McElrath's judicious management, and his business sagacity, upholding
Mr. Greeley's editorial genius, that placed that journal on its foundation
of prosperity. Charles P. Daly was the junior member of the firm,
although but twenty-eight years of age and in law practice but five years;
in 1844 he was appointed judge of the Court of Common Pleas. Judge
Daly held that office by appointment, then by election, until compelled
to retire under the age limit of the law. Such were the two law partners
of William Bloomfield, and to neither was he inferior. After Judge
Daly's retirement from the firm in 1844 to go on the bench, Mr. Bloom-
field assumed the entire burden of practice, and for thirty-five years
conducted a very large law business in the city of New York.
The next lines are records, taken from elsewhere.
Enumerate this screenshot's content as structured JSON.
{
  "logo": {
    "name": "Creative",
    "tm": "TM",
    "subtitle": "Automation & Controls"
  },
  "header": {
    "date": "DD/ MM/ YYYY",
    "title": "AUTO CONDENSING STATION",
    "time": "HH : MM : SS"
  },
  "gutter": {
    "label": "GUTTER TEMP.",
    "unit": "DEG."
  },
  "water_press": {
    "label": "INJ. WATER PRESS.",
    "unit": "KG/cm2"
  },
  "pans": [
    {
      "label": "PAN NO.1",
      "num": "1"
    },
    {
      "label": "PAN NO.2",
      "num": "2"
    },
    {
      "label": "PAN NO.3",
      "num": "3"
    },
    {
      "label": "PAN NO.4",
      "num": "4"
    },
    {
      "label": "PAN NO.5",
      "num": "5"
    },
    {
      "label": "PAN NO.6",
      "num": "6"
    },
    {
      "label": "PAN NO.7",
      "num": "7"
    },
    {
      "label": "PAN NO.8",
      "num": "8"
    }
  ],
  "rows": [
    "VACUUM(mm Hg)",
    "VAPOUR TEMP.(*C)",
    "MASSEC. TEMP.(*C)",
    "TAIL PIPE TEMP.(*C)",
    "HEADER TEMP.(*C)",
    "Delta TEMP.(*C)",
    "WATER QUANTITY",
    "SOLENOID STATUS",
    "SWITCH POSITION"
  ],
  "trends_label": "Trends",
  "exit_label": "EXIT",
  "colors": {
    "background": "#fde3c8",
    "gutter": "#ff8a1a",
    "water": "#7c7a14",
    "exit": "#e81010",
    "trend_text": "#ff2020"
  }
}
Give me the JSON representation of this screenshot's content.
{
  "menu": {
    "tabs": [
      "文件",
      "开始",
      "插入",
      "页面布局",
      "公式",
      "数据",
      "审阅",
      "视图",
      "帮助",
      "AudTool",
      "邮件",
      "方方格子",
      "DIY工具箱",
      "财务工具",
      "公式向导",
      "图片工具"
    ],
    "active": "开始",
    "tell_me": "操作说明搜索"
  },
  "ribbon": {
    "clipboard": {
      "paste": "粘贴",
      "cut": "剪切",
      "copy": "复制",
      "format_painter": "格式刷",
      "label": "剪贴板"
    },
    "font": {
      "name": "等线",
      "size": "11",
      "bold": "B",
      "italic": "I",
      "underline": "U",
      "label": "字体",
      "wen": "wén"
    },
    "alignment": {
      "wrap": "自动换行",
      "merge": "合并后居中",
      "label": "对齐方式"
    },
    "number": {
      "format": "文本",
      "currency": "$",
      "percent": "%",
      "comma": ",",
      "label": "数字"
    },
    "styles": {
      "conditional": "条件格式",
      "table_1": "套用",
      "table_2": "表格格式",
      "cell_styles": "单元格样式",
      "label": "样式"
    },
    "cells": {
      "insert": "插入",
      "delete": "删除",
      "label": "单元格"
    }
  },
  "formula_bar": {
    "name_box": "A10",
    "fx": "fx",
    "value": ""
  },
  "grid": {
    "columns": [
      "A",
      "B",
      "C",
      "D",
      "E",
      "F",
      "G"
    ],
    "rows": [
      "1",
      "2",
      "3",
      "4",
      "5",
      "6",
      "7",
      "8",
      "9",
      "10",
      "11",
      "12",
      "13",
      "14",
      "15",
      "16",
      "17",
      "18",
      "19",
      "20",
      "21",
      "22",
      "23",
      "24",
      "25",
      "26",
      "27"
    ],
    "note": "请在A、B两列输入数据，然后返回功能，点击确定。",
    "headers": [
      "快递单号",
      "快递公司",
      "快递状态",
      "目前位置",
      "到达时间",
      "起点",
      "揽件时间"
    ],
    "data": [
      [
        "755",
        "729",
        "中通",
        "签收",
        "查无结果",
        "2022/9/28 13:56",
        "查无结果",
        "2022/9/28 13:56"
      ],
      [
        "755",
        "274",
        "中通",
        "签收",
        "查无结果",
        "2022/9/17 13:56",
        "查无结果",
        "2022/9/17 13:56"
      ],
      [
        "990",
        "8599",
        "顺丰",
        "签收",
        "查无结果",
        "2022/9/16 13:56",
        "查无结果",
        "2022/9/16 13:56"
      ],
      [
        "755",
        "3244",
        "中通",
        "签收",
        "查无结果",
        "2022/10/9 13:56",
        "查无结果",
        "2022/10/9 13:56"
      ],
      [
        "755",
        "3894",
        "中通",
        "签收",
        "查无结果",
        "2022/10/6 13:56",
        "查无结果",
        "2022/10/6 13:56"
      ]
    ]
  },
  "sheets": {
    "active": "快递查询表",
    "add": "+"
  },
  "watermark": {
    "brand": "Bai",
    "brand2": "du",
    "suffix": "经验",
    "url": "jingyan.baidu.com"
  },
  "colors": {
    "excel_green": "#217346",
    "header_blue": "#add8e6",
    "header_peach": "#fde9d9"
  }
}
His great
reputation was made as chamber counsel, he rarely appearing in the
public courts. He was learned in the law, skilled in its application, wise
in counsel, but far too modest and unassuming for a public advocate.
Yet he was a powerful pleader and debater, his arguments in chambers
carrying great weight. His well-stored, logical mind went quickly to
the kernel of a question, and his opinions on any question of law, par-
ticularly the law of real estate, was confidently relied upon. His high
reputation brought him many difficult and intricate cases, and his judg-
ments were so clear and convincing, and so in accord with the highest
law, that they were almost always confirmed by the courts when any
litigant rashly appeared.

Judge Bloomfield's clients relied upon him absolutely ; he was a most
valuable citizen, and a lawyer who combined the highest integrity and
the most delicate sense of honor with the greatest sagacity in all legal

William Bloomfield married. May 24, 1834, Catherine Van Mater
Croes, daughter of the Rev. John Croes, of Christ Church, of New
Brunswick, New Jersey, and granddaughter of the Rt. Rev. John Croes,
first Protestant Episcopal Bishop of the State of New Jersey. To
W^illiam and Catherine Van M. (Croes) Bloomfield seven children were
born: i. Smith, deceased, a well known lawyer and a member of the
Board of Education of New York City. 2. John Croes, who fought in


the Civil War and became a lieutenant-colonel through promotion in the
different grades from that of a private : he died in Akron. Ohio, in his
seventy-first year. 3. Eleanor Van Mater, died unmarried. 4. William
(2). died young. 5. Thomas Blanch, an eminent physician at the time
of his death, who lived at Saybrook, Connecticut. 6. Jessie, unmarried,
died at the age of seventy years. 7. Charles A., of further mention in
the following sketch. Judge Bloomfield was buried from old St. John's
Church in Varick street, of which he was an active member and long-
time vestrs'man.

CHARLES A. BLOOMFIELD, like his eminent father. William
Bloomfield (q. v.). the well known New York attorney, was also destined
for the law, and was in practice for a time, but he had little liking for
his profession and he abandoned practice, organized The Bloomfield
Clav Company, and has been a leading figure in the clay and ceramic

Online LibraryJohn P. (John Patrick) WallHistory of Middlesex County, New Jersey, 1664-1920 (Volume 3) → online text (page 1 of 40)